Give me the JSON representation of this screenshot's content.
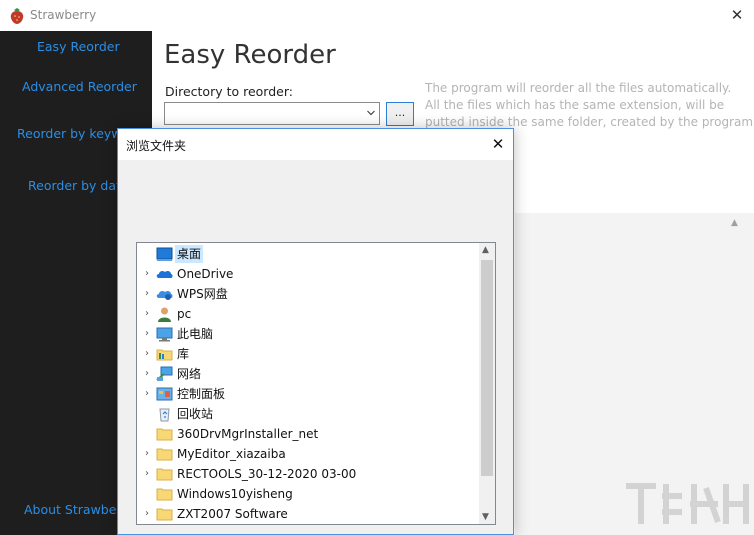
{
  "app": {
    "title": "Strawberry",
    "close_glyph": "✕"
  },
  "sidebar": {
    "items": [
      {
        "label": "Easy Reorder"
      },
      {
        "label": "Advanced Reorder"
      },
      {
        "label": "Reorder by keyword"
      },
      {
        "label": "Reorder by date"
      },
      {
        "label": "About Strawberry"
      }
    ]
  },
  "main": {
    "title": "Easy Reorder",
    "dir_label": "Directory to reorder:",
    "dir_value": "",
    "browse_label": "...",
    "info_lines": [
      "The program will reorder all the files automatically.",
      "All the files which has the same extension, will be",
      "putted inside the same folder, created by the program."
    ]
  },
  "dialog": {
    "title": "浏览文件夹",
    "close_glyph": "✕",
    "tree": [
      {
        "label": "桌面",
        "icon": "desktop-icon",
        "expandable": false,
        "selected": true
      },
      {
        "label": "OneDrive",
        "icon": "onedrive-cloud-icon",
        "expandable": true
      },
      {
        "label": "WPS网盘",
        "icon": "wps-cloud-icon",
        "expandable": true
      },
      {
        "label": "pc",
        "icon": "user-icon",
        "expandable": true
      },
      {
        "label": "此电脑",
        "icon": "computer-icon",
        "expandable": true
      },
      {
        "label": "库",
        "icon": "library-icon",
        "expandable": true
      },
      {
        "label": "网络",
        "icon": "network-icon",
        "expandable": true
      },
      {
        "label": "控制面板",
        "icon": "control-panel-icon",
        "expandable": true
      },
      {
        "label": "回收站",
        "icon": "recycle-bin-icon",
        "expandable": false
      },
      {
        "label": "360DrvMgrInstaller_net",
        "icon": "folder-icon",
        "expandable": false
      },
      {
        "label": "MyEditor_xiazaiba",
        "icon": "folder-icon",
        "expandable": true
      },
      {
        "label": "RECTOOLS_30-12-2020 03-00",
        "icon": "folder-icon",
        "expandable": true
      },
      {
        "label": "Windows10yisheng",
        "icon": "folder-icon",
        "expandable": false
      },
      {
        "label": "ZXT2007 Software",
        "icon": "folder-icon",
        "expandable": true
      }
    ]
  },
  "colors": {
    "sidebar_bg": "#1e1e1e",
    "sidebar_link": "#2b8ee6",
    "selection": "#cce8ff",
    "folder": "#f8d775"
  }
}
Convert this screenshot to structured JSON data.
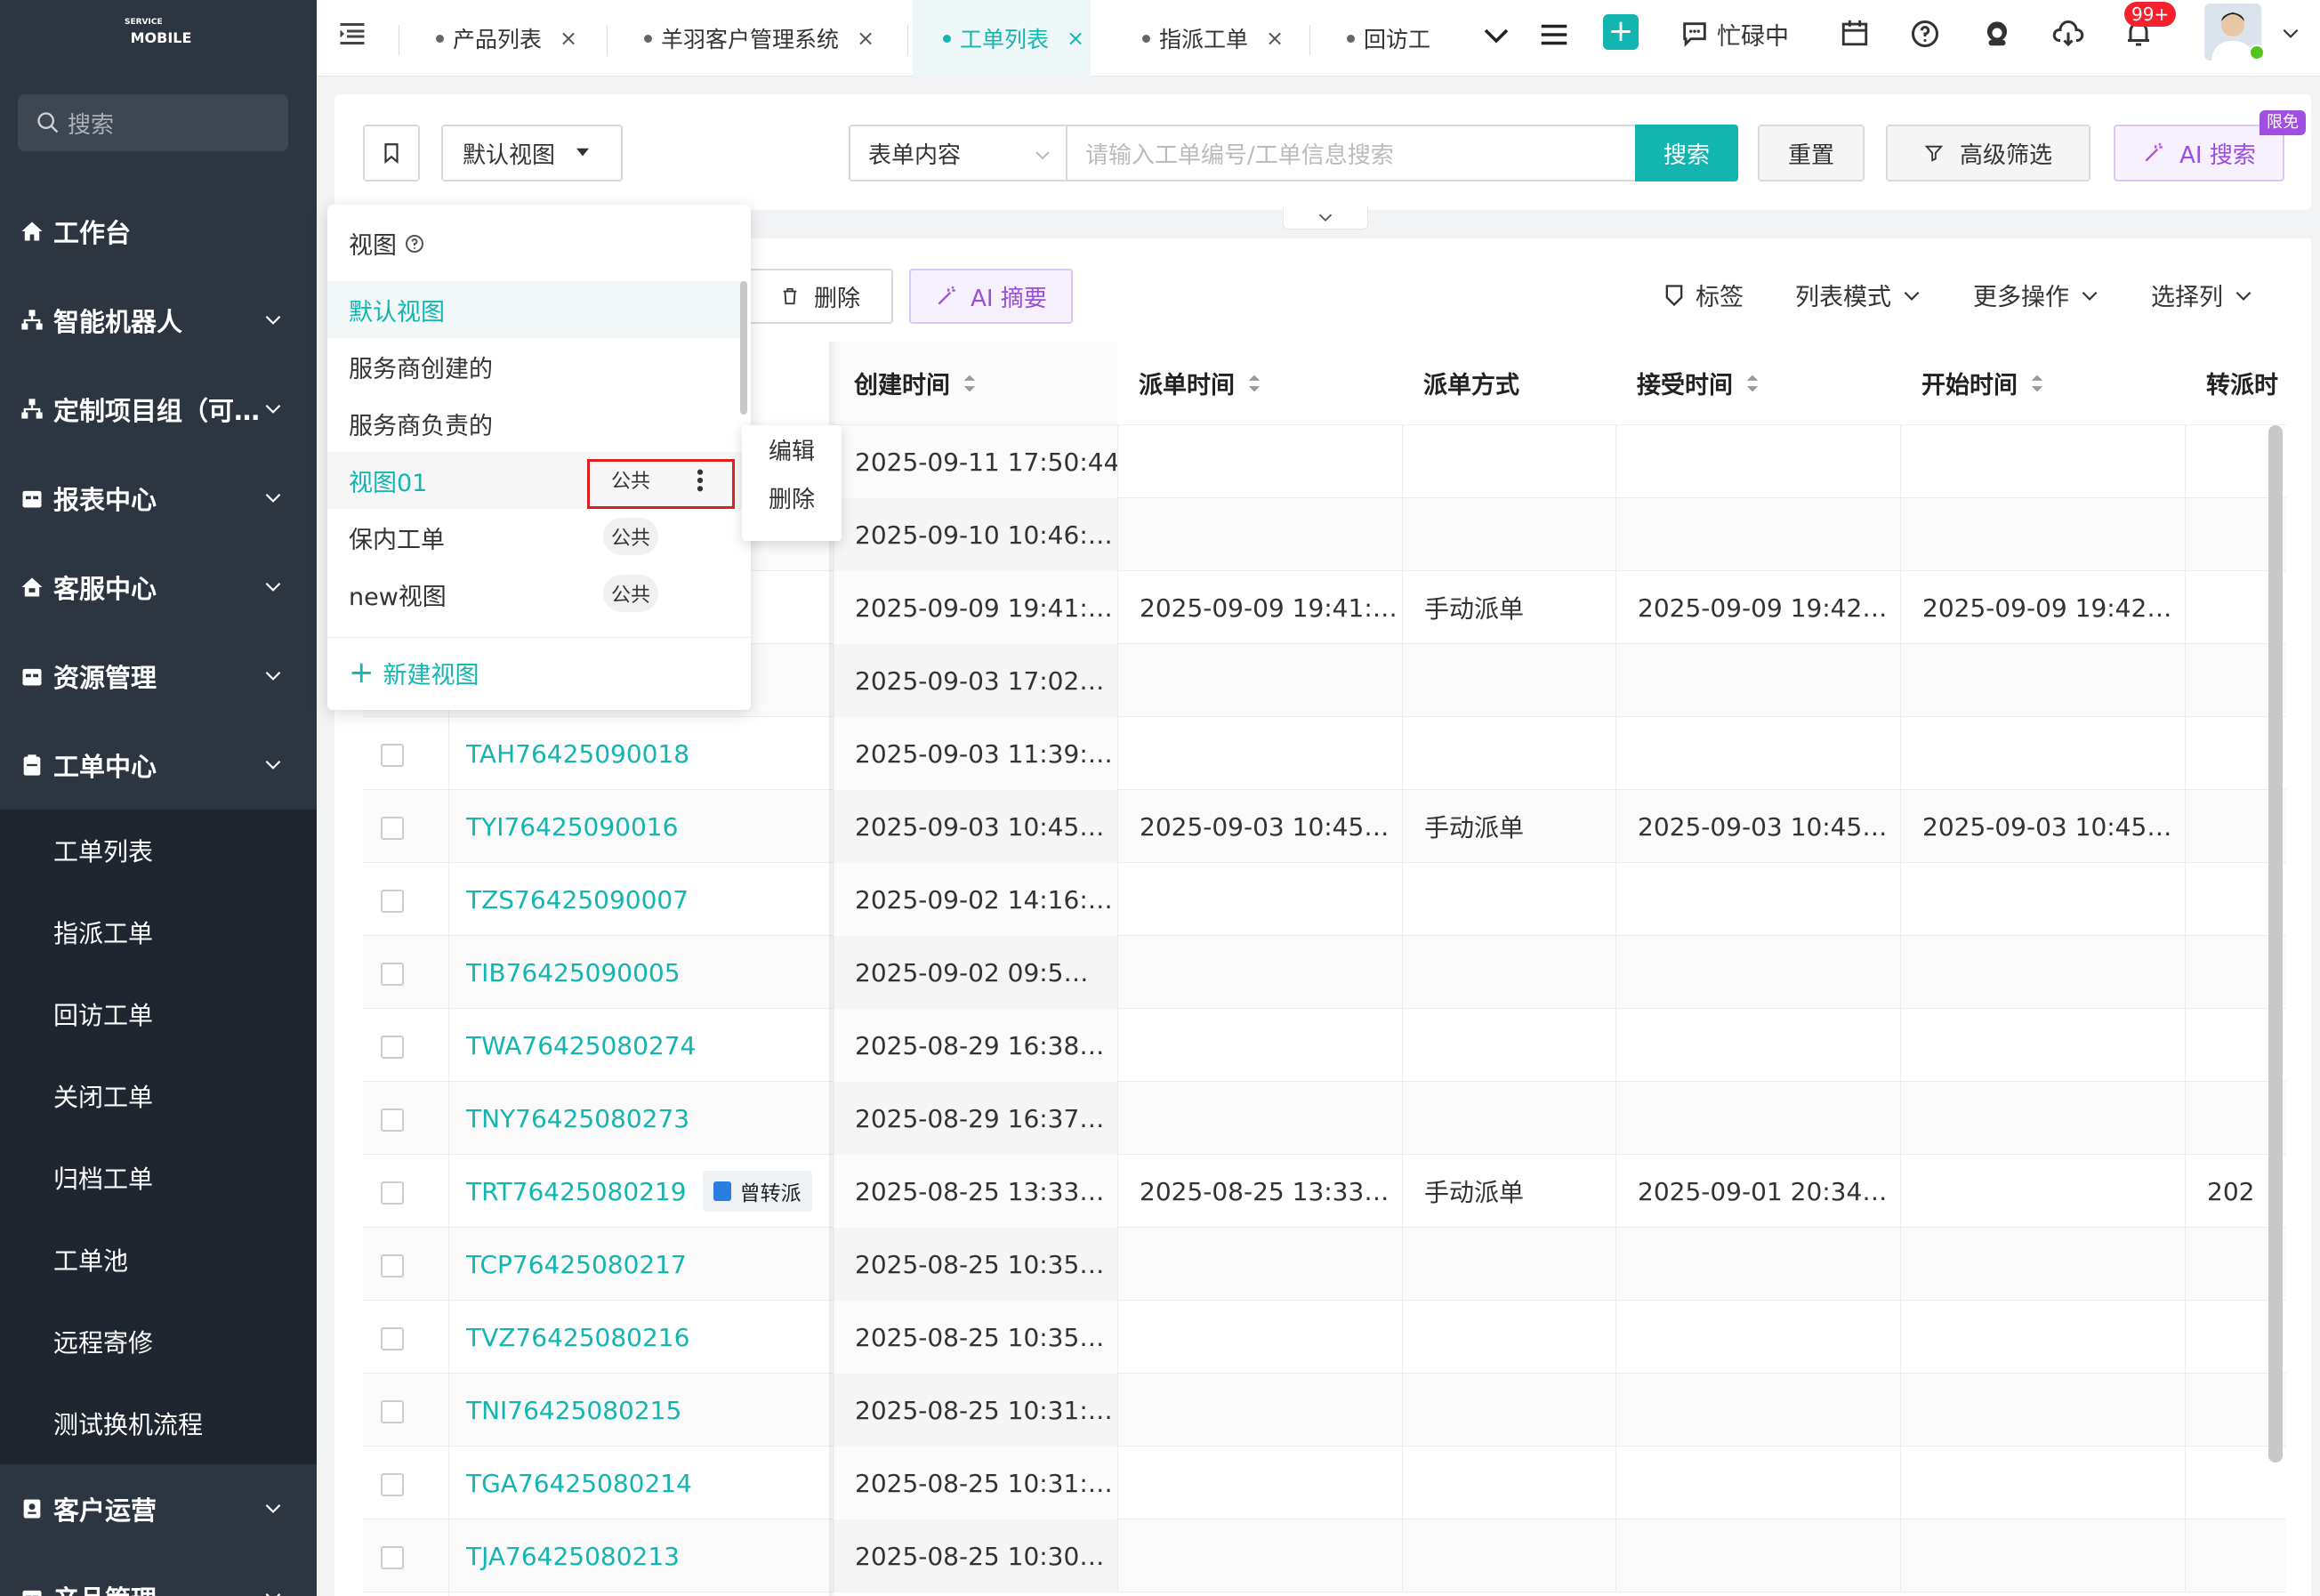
{
  "logo": {
    "small": "SERVICE",
    "big": "MOBILE"
  },
  "sidebar": {
    "search_placeholder": "搜索",
    "items": [
      {
        "label": "工作台"
      },
      {
        "label": "智能机器人"
      },
      {
        "label": "定制项目组（可…"
      },
      {
        "label": "报表中心"
      },
      {
        "label": "客服中心"
      },
      {
        "label": "资源管理"
      },
      {
        "label": "工单中心"
      }
    ],
    "sub_items": [
      "工单列表",
      "指派工单",
      "回访工单",
      "关闭工单",
      "归档工单",
      "工单池",
      "远程寄修",
      "测试换机流程"
    ],
    "bottom_items": [
      {
        "label": "客户运营"
      },
      {
        "label": "产品管理"
      }
    ]
  },
  "tabs": [
    {
      "label": "产品列表"
    },
    {
      "label": "羊羽客户管理系统"
    },
    {
      "label": "工单列表"
    },
    {
      "label": "指派工单"
    },
    {
      "label": "回访工"
    }
  ],
  "header": {
    "status": "忙碌中",
    "notif_badge": "99+"
  },
  "toolbar": {
    "view_select": "默认视图",
    "search_type": "表单内容",
    "search_placeholder": "请输入工单编号/工单信息搜索",
    "search_btn": "搜索",
    "reset_btn": "重置",
    "advanced_btn": "高级筛选",
    "ai_search_btn": "AI 搜索",
    "ai_tag": "限免"
  },
  "actions": {
    "delete_btn": "删除",
    "ai_summary_btn": "AI 摘要",
    "tag_btn": "标签",
    "list_mode": "列表模式",
    "more_ops": "更多操作",
    "select_cols": "选择列"
  },
  "columns": [
    "创建时间",
    "派单时间",
    "派单方式",
    "接受时间",
    "开始时间",
    "转派时"
  ],
  "rows": [
    {
      "id": "",
      "created": "2025-09-11 17:50:44",
      "dispatch": "",
      "method": "",
      "accept": "",
      "start": "",
      "transfer": ""
    },
    {
      "id": "",
      "created": "2025-09-10 10:46:…",
      "dispatch": "",
      "method": "",
      "accept": "",
      "start": "",
      "transfer": ""
    },
    {
      "id": "",
      "created": "2025-09-09 19:41:…",
      "dispatch": "2025-09-09 19:41:…",
      "method": "手动派单",
      "accept": "2025-09-09 19:42…",
      "start": "2025-09-09 19:42…",
      "transfer": ""
    },
    {
      "id": "",
      "created": "2025-09-03 17:02…",
      "dispatch": "",
      "method": "",
      "accept": "",
      "start": "",
      "transfer": ""
    },
    {
      "id": "TAH76425090018",
      "created": "2025-09-03 11:39:…",
      "dispatch": "",
      "method": "",
      "accept": "",
      "start": "",
      "transfer": ""
    },
    {
      "id": "TYI76425090016",
      "created": "2025-09-03 10:45…",
      "dispatch": "2025-09-03 10:45…",
      "method": "手动派单",
      "accept": "2025-09-03 10:45…",
      "start": "2025-09-03 10:45…",
      "transfer": ""
    },
    {
      "id": "TZS76425090007",
      "created": "2025-09-02 14:16:…",
      "dispatch": "",
      "method": "",
      "accept": "",
      "start": "",
      "transfer": ""
    },
    {
      "id": "TIB76425090005",
      "created": "2025-09-02 09:5…",
      "dispatch": "",
      "method": "",
      "accept": "",
      "start": "",
      "transfer": ""
    },
    {
      "id": "TWA76425080274",
      "created": "2025-08-29 16:38…",
      "dispatch": "",
      "method": "",
      "accept": "",
      "start": "",
      "transfer": ""
    },
    {
      "id": "TNY76425080273",
      "created": "2025-08-29 16:37…",
      "dispatch": "",
      "method": "",
      "accept": "",
      "start": "",
      "transfer": ""
    },
    {
      "id": "TRT76425080219",
      "tag": "曾转派",
      "created": "2025-08-25 13:33…",
      "dispatch": "2025-08-25 13:33…",
      "method": "手动派单",
      "accept": "2025-09-01 20:34…",
      "start": "",
      "transfer": "202"
    },
    {
      "id": "TCP76425080217",
      "created": "2025-08-25 10:35…",
      "dispatch": "",
      "method": "",
      "accept": "",
      "start": "",
      "transfer": ""
    },
    {
      "id": "TVZ76425080216",
      "created": "2025-08-25 10:35…",
      "dispatch": "",
      "method": "",
      "accept": "",
      "start": "",
      "transfer": ""
    },
    {
      "id": "TNI76425080215",
      "created": "2025-08-25 10:31:…",
      "dispatch": "",
      "method": "",
      "accept": "",
      "start": "",
      "transfer": ""
    },
    {
      "id": "TGA76425080214",
      "created": "2025-08-25 10:31:…",
      "dispatch": "",
      "method": "",
      "accept": "",
      "start": "",
      "transfer": ""
    },
    {
      "id": "TJA76425080213",
      "created": "2025-08-25 10:30…",
      "dispatch": "",
      "method": "",
      "accept": "",
      "start": "",
      "transfer": ""
    }
  ],
  "view_dropdown": {
    "title": "视图",
    "items": [
      {
        "label": "默认视图",
        "badge": ""
      },
      {
        "label": "服务商创建的",
        "badge": ""
      },
      {
        "label": "服务商负责的",
        "badge": ""
      },
      {
        "label": "视图01",
        "badge": "公共"
      },
      {
        "label": "保内工单",
        "badge": "公共"
      },
      {
        "label": "new视图",
        "badge": "公共"
      }
    ],
    "new_view": "新建视图"
  },
  "context_menu": {
    "edit": "编辑",
    "delete": "删除"
  },
  "colors": {
    "accent": "#13b5b1",
    "sidebar": "#2d3540",
    "highlight_border": "#e02020"
  }
}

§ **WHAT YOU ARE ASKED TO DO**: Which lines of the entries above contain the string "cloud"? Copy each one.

§ **ANSWER SPACE**:
        "icon": "onedrive-cloud-icon",
        "icon": "wps-cloud-icon",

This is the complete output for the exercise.